[Excerpts from an interface dataset]
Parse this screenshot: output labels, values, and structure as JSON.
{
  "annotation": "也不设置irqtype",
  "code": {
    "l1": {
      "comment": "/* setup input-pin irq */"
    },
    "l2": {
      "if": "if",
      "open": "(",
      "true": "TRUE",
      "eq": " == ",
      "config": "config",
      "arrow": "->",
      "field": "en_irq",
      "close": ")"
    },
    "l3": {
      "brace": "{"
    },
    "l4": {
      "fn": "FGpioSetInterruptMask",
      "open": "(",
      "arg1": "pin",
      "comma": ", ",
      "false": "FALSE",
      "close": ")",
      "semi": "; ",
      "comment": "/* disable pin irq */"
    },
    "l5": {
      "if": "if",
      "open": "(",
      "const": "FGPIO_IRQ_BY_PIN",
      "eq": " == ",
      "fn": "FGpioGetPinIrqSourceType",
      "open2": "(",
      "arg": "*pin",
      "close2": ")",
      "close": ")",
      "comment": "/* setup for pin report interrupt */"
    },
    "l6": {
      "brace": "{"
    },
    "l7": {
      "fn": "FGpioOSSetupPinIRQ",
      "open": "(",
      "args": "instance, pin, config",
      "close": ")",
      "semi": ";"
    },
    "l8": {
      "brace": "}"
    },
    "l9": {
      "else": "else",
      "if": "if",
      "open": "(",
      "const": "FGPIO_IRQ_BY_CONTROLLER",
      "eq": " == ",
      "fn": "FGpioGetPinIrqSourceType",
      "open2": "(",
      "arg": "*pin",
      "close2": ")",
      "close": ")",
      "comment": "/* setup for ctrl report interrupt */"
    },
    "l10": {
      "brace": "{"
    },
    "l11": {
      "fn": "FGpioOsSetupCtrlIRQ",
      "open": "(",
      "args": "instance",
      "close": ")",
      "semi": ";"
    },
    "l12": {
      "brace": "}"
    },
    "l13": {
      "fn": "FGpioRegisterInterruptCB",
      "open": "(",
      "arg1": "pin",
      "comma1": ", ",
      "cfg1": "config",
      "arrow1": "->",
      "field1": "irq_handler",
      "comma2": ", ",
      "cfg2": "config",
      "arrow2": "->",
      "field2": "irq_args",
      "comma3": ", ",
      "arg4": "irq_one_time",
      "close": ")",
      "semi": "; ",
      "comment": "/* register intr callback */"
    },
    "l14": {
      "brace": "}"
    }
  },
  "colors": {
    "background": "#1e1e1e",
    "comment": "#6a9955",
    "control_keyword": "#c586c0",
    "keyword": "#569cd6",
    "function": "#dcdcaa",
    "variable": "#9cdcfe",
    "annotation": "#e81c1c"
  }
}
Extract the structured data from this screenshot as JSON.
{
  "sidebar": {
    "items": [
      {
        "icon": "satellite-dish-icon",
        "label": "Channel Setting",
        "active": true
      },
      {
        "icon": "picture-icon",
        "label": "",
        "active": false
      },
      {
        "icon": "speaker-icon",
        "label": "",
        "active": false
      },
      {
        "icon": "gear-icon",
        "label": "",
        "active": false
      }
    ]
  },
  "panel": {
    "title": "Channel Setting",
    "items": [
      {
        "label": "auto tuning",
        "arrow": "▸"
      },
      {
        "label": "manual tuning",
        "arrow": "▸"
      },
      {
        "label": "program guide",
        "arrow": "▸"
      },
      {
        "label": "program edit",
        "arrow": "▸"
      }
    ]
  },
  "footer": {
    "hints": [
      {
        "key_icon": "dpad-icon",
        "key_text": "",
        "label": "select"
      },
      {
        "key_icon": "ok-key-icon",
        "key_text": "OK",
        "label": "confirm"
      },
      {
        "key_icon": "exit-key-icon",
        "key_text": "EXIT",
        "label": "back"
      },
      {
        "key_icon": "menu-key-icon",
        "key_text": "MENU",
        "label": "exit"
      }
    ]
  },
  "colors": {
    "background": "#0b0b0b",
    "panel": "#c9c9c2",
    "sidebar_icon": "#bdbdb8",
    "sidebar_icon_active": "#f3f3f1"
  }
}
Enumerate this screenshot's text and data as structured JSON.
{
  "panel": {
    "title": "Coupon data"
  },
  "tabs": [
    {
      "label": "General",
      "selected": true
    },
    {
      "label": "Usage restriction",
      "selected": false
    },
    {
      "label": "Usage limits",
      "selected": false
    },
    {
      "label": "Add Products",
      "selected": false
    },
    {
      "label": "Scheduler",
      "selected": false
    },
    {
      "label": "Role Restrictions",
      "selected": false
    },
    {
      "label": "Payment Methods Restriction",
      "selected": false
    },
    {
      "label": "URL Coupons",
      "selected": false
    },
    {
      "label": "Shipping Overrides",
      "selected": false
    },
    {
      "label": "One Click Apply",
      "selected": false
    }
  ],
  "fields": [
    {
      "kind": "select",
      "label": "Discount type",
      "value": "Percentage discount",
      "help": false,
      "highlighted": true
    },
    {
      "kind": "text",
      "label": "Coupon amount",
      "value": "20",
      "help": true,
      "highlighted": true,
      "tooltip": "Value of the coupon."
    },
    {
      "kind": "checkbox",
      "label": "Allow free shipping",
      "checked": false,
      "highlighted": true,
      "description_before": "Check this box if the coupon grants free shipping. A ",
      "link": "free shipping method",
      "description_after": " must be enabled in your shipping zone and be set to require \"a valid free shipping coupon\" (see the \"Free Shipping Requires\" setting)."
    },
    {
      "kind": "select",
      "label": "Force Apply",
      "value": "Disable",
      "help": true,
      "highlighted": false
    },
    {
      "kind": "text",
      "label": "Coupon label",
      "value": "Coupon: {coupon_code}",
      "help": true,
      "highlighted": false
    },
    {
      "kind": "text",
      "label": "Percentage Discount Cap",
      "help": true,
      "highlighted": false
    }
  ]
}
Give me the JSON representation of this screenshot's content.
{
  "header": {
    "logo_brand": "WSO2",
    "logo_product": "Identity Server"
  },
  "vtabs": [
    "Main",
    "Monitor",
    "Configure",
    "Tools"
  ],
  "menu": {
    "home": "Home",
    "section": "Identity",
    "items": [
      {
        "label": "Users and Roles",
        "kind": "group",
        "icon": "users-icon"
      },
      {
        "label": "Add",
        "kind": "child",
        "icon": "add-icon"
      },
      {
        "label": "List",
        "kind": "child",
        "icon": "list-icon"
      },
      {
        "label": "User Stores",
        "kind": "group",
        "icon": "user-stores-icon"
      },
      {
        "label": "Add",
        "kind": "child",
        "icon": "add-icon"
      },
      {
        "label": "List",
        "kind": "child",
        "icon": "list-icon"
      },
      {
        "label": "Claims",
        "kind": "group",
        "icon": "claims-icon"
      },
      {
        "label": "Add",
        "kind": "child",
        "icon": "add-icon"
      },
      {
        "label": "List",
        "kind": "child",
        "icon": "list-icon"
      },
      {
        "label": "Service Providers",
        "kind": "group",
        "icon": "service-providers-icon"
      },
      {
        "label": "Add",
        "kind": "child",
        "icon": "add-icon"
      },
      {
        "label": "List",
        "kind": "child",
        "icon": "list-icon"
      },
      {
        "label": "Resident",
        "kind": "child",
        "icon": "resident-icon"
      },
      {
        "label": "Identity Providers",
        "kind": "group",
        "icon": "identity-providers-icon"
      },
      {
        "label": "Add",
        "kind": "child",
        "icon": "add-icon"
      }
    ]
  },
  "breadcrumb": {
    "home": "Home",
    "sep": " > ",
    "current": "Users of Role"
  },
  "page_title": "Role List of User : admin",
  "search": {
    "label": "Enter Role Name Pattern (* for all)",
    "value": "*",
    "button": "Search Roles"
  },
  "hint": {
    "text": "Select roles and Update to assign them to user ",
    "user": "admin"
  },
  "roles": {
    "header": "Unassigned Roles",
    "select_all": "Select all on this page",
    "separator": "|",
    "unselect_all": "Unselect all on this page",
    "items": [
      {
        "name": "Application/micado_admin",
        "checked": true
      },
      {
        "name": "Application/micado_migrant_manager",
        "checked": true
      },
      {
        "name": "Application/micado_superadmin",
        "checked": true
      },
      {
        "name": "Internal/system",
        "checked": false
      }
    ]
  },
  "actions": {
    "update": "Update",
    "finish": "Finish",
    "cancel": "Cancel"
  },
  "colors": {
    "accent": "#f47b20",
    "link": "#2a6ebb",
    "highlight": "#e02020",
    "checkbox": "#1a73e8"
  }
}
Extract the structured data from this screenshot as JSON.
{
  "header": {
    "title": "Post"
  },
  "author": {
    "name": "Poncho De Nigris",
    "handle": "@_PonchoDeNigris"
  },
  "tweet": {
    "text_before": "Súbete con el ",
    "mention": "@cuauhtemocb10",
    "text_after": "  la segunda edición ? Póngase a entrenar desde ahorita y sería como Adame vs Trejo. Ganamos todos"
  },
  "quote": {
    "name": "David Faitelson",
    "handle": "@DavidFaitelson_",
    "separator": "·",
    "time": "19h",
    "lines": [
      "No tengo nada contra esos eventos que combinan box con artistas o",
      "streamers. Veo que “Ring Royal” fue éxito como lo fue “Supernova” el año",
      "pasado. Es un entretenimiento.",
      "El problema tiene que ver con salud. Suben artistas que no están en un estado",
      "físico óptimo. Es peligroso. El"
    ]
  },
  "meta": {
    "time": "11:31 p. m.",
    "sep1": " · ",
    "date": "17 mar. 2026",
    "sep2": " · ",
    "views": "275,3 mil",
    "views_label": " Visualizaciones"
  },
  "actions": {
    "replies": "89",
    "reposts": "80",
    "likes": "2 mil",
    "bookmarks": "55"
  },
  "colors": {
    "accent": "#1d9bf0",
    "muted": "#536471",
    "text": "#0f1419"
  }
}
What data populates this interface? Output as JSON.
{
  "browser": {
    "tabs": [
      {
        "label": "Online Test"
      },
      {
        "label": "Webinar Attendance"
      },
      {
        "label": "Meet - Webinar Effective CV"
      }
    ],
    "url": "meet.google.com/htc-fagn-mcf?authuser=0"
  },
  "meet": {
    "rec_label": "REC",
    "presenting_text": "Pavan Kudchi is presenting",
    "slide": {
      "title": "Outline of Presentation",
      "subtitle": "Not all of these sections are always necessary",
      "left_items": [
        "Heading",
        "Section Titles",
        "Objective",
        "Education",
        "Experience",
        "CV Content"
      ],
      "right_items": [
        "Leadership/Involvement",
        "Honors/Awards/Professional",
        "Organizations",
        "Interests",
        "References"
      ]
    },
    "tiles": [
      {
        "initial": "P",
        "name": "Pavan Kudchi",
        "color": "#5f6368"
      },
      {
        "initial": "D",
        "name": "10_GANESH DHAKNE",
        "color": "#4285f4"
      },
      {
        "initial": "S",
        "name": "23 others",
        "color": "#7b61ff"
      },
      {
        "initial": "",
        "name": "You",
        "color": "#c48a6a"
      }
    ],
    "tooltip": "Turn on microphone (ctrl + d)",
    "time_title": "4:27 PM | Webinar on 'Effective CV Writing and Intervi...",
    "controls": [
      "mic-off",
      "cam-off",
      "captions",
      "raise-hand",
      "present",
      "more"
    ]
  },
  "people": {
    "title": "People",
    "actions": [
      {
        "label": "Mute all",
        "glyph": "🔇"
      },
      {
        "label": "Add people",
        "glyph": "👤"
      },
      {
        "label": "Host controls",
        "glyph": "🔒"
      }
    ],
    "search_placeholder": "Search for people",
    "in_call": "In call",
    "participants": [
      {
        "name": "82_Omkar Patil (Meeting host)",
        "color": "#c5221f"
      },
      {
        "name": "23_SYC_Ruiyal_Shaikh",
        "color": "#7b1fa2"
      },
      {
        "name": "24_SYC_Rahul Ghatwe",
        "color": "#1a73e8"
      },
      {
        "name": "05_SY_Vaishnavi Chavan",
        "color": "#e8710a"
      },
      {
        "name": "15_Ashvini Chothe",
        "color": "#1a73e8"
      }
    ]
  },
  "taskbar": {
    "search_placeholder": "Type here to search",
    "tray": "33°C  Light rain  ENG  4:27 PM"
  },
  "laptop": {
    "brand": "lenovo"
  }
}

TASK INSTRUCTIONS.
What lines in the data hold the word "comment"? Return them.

EXERCISE SOLUTION.
      "comment": "/* setup input-pin irq */"
      "comment": "/* disable pin irq */"
      "comment": "/* setup for pin report interrupt */"
      "comment": "/* setup for ctrl report interrupt */"
      "comment": "/* register intr callback */"
    "comment": "#6a9955",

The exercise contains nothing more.